- **LISTED ENTRIES**
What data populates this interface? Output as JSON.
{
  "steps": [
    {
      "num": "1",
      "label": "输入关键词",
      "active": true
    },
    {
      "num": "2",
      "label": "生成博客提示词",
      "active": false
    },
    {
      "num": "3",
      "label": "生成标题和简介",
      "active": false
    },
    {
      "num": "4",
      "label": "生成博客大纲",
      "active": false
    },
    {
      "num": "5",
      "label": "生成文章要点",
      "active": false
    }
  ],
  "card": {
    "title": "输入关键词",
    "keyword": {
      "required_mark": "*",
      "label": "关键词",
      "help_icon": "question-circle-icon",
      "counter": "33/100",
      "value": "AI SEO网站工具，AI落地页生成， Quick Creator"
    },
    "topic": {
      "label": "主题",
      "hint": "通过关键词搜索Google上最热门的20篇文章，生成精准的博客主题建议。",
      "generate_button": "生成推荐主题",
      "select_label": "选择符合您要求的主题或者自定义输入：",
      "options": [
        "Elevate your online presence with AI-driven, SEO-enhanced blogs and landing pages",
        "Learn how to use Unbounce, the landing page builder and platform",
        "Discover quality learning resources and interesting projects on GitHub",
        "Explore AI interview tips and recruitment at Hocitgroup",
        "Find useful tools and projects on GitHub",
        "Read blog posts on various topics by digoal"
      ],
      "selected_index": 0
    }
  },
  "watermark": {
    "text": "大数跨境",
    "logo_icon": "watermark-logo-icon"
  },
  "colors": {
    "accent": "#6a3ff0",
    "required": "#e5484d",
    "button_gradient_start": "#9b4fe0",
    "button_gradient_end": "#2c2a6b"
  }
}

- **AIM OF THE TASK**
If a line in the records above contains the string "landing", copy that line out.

- **TASK RESULT**
        "Elevate your online presence with AI-driven, SEO-enhanced blogs and landing pages",
        "Learn how to use Unbounce, the landing page builder and platform",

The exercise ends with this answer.